A spokesperson for the Board of Elections did not respond to USA TODAY's request for comment.
How ranked choice voting works in New York City
If a candidate had won 50% of first-choice votes, that person would be the winner. Because that didn't happen, the ranked choice voting process kicks in.
In a series of elimination rounds, the candidate with the fewest first-choice votes is eliminated, and the votes for that candidate are redistributed based on how voters ranked their preferences. The process continues until two candidates are left, and the person with the most votes would win.
New Yorkers voted in a ballot initiative in 2019 to enact ranked choice voting for mayor and many other offices' primaries and special elections.
The system has been used in Oakland, California, and Cambridge, Massachusetts.
Advocates said ranked voting better captures voters' preferences and can be less costly than runoff elections.
Without ranked choice, the city would probably be awaiting a runoff election that could cost millions, said Susan Lerner, executive director of Common Cause/New York.
Exit polling from Lerner's group found that voters took advantage of the new system. More than 80% of voters ranked at least two candidates in the mayoral primary, and more than 40% ranked five candidates.
Lerner stressed the delay in reporting results is not because of ranked voting but rather state laws protecting voters' rights around when absentee ballots can be counted and "curing" ballot defects.
"Democracy takes time, and it's important that every vote counts. Accurate results are worth waiting for," she said.
Other closely watched elections using ranked choice voting included the race for city comptroller and several City Council seats.
The Republican primary featured only two candidates. Curtis Sliwa, the Guardian Angels founder, won the nomination and will face the Democratic winner in November. The winner of the Democratic primary is likely to win the general election, given the city's overwhelming majority of Democratic voters.
Eric Adams: Police reformer with public safety message
Adams' campaign focused squarely on addressing crime in the city. Though New York is not seeing as high a number of shootings as it did in the crime peaks of the 1980s and 1990s, there has been a roughly 50% uptick compared with last year.
As a former NYPD captain, Adams, 60, regularly pointed to his police experience while on the campaign trail, calling for increased police presence in high-crime neighborhoods and renewed focus on illegal firearms.
Adams has a long history advocating for police reform. He often cites his experience being beaten by New York City police when he was a teen as a motivation to join the department and change it from within.
In the 1990s, he formed 100 Blacks in Law Enforcement Who Care, an advocacy group that sought to fight racial profiling and police brutality while restoring trust among Black residents.
If elected, he would be the city's second Black mayor.
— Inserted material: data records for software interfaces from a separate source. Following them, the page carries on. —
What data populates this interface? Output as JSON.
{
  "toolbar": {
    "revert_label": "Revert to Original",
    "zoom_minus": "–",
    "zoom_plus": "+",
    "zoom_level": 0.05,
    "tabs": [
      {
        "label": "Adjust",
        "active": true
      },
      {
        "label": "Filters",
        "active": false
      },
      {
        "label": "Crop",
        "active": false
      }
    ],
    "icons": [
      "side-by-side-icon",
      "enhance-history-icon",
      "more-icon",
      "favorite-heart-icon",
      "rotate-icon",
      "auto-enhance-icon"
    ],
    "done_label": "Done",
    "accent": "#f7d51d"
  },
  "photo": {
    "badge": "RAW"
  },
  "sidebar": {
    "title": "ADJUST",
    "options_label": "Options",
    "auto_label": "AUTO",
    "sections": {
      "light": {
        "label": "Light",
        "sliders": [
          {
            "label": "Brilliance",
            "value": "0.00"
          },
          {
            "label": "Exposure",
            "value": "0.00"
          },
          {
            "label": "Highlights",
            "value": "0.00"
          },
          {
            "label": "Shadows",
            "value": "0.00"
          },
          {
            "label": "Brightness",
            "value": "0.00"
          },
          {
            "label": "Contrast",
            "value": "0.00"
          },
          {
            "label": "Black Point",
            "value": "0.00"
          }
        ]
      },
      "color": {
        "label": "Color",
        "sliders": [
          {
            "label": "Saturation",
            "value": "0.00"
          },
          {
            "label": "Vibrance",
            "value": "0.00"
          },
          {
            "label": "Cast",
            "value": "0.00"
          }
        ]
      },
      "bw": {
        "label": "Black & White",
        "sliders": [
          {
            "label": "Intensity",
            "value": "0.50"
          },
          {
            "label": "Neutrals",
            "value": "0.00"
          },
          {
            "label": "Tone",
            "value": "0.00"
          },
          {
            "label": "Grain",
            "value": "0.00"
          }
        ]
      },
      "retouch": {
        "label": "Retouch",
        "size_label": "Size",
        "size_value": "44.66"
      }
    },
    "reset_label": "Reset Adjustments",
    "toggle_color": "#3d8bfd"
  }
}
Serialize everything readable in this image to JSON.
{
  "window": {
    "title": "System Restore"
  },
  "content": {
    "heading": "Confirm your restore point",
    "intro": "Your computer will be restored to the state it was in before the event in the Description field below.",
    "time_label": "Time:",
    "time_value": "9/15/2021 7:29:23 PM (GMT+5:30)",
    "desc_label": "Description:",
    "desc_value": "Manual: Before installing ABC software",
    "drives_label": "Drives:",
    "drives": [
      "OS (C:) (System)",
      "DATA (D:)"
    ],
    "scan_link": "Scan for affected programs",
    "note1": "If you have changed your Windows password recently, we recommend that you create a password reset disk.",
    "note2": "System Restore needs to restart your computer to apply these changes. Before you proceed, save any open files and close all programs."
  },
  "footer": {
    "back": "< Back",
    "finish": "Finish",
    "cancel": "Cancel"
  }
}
Wiley, who is also Black, or Garcia would be the city's first woman elected mayor.
Bruce Berg, a political science professor at Fordham University who specializes in New York City politics, said Adams' moderation and balance on the issue of crime and police reform made him an appealing candidate to some voters.
The New York Times published a map of first-choice votes, showing how candidates fared in each district. Garcia won much of Manhattan, in which there is a larger share of white and wealthy voters, while Adams found much of his support among the city's Black and Latino and lower income neighborhoods in Brooklyn and the Bronx.
Garcia largely shared a message on crime similar to Adams', while Wiley advocated for diverting some funds away from the police department and reinvesting them in homeless and mental health services.
Contributing: The Associated Press.
Follow USA TODAY's Ryan Miller on Twitter @RyanW_Miller
This article originally appeared on USA TODAY: NYC mayoral race: 'Discrepancy' in results after test ballots counted